From the Open-Publishing Calendar
From the Open-Publishing Newswire
Indybay Feature
Related Categories: East Bay | Global Justice and Anti-Capitalism View other events for the week of 3/22/2014
Capitalism and the Myth of a Personal Life
Date Saturday March 22
Time 6:30 PM - 8:30 PM
Location Details
Niebyl Proctor Library

6501 Telegraph Avenue, Oakland
Event Type Speaker
Emailmail [at]
It seems that life is divided between the economic sphere of work, where we meet our material needs, and the personal sphere of family, friends, and intimate relationships, where we meet our emotional needs. In this presentation, Dr. Susan Rosenthal, long-time family therapist and revolutionary socialist, explains that there is only one sphere – capitalism.

Capitalism shapes every aspect of what we call personal life. Why is this important?

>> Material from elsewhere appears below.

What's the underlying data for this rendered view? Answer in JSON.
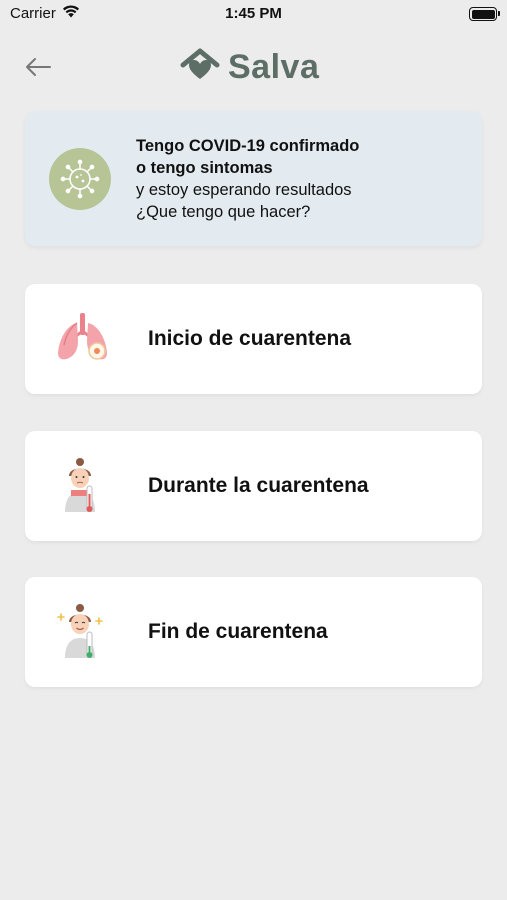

Rosenthal explains that there is no such thing as a personal life separate from our work lives. Capitalism depends on women’s oppression and relies on the family to maintain this system of exploitation. Only a revolution against capitalism will allow us to throw off the oppression that weighs on every personal relationship in our lives.

$3.00 suggested donation
Added to the calendar on Sunday Mar 2nd, 2014 3:03 PM
iCal Import this event into your personal calendar.

Comments  (Hide Comments)

by wexit
Tuesday Mar 18th, 2014 12:01 AM
a short but good read:

"24/7: Late Capitalism and the Ends of Sleep" explores some of the ruinous consequences of the expanding non-stop processes of twenty-first-century capitalism. The marketplace now operates through every hour of the clock, pushing us into constant activity and eroding forms of community and political expression, damaging the fabric of everyday life.

Jonathan Crary examines how this interminable non-time blurs any separation between an intensified, ubiquitous consumerism and emerging strategies of control and surveillance. He describes the ongoing management of individual attentiveness and the impairment of perception within the compulsory routines of contemporary technological culture. At the same time, he shows that human sleep, as a restorative withdrawal that is intrinsically incompatible with 24/7 capitalism, points to other more formidable and collective refusals of world-destroying patterns of growth and accumulation.